     cold donkey misery in mid afternoon sun
     a door opens with only noon to open it
     a veil of offshore charity drones
     the performers gather under a bemused lamppost

     nun filthy geometry from the sisters of Tokyo
     inflatable sharks in a street near the harbour
     Anti Oedipus copy on the bench with Viv Stanshall
     that flotilla out there's a ready-made carnival

     curfew lingered later than our breakfast
     feasting on a breakfast of insomnia's true stories
     real light is a collaborative effort
     an identity parade of starfish with nose bleeds



The title for David Greenslade's latest collection sets the tone with its puzzling, distancing, vague inexactness. That and an impressive cover illustration, The Listener, by non other than Desmond Morris. There is over a hundred pages of material, each poem is prefaced by a pithy quote from a 'luminary' - and all the winds go sighing, for example, by Christina Rossetti ('Sigh Sigh Studies') and each poem includes an illustration by an individual artist, which either helps to generate the writing or possibly vice-versa (you, the reader, decide!) Most poems take up only a page but there are one or two exceptions.

There's an element of high-surrealist ornate ritual in many of these poems, often beautifully undermined by the 'down-to-earth' and common or garden subject matter, as indicated in 'Festival Cuisine', which I'll quote in full:

     Team repugnants and one particularly lovely,
     have you bored the stiff with them?
     It's my tradition they chew bliss.

     Festival cuisine with overactive machete
     and now my birth certificate rearranges
     fake candidate, deep respect massage.

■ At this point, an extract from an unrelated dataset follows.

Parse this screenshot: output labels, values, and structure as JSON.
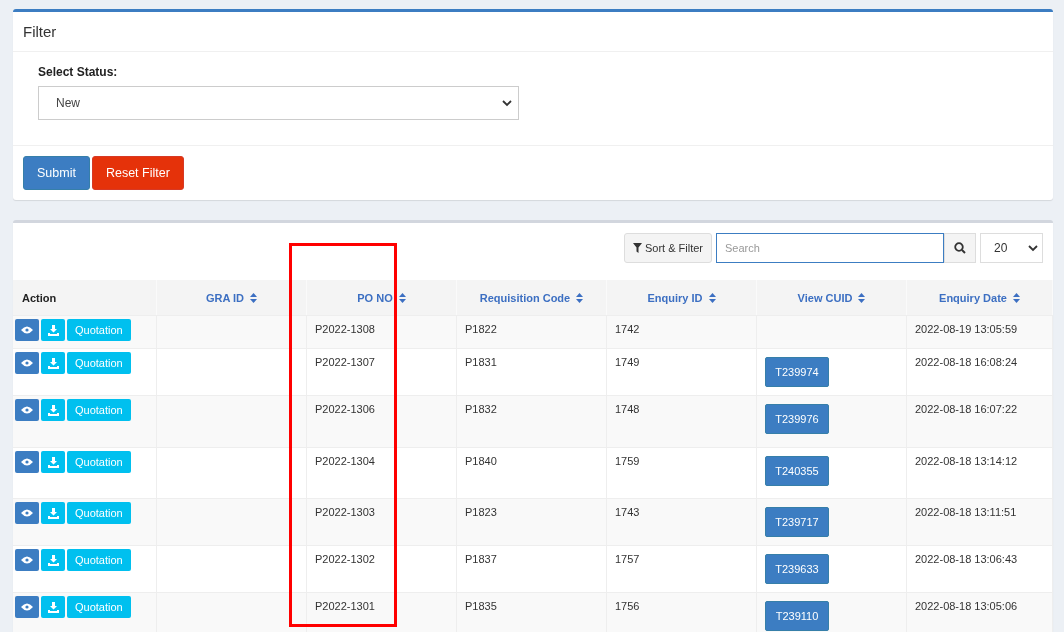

     Unstable buildings refuse to shut
     the printing press that almost brought
     that national anthem down.

     Random prayers succumb to early species
     mercy, a regular vacuum cleaner
     nibbles the remnant of a unique cocoon.

     It pays to know what early flavours uttered
     when international sandwiches want to dominate
     all they can of a swarm obscured world.

This collection is filled with such splendid 'imponderable' stuff and if late surrealism is your bag then you'll really enjoy Greenslade's most recent book. His method of construction is intriguing and his concern with the odd and the marginalized together with his sheer efficacy when dealing with the penumbral and off-kilter material is truly astounding. I've always relished his work and this new book is a real peach. Buy a copy and enjoy.


There's a slightly new layout arrangement in this short collection from Peter Dent. Twenty poems, two per page, each poem centred, comprising five lines, with pauses within lines being the key 'line-break'. Thus we have:


Lusting for a full set of aftermaths
lent the murder a kind of circularity   to stage
a nightmare or pioneer the second wave?
such questions endeared her to the terraces
via nature's secrets a place on the board


How alive you were and how indifferent
only a washed-up thesp could have made
such a debut   with the Greek Revival
discordance wasn't merely acceptable it was
the new harmony   the audience gasped

I love the way that Dent packs in a mass of possible information and leaves the reader to construct his or her narrative from what's given (just read the first sentence in '7' carefully, for example). There's a concern with the theatre and 'the theatrical' here - a common enough refrain in Dent's oeuvre - and with the creating of a new 'reality' or new 'artform' ('discordance' becomes 'harmony'), which feeds back into the 'circularity' of the first line. It's both neatly configured and orderly yet puzzling and satisfyingly nebulous. The variety of language and register can take you off into different directions yet there's an overall smoothness here which is in danger of becoming a style! I doubt this will harden into an entirely predictable pattern though as Dent is a prolific writer who is always seeking new challenge, despite a build-up of formal device which he's developed over the years. I love his stuff and always enjoy reading his new work.

    Steve Spence 2014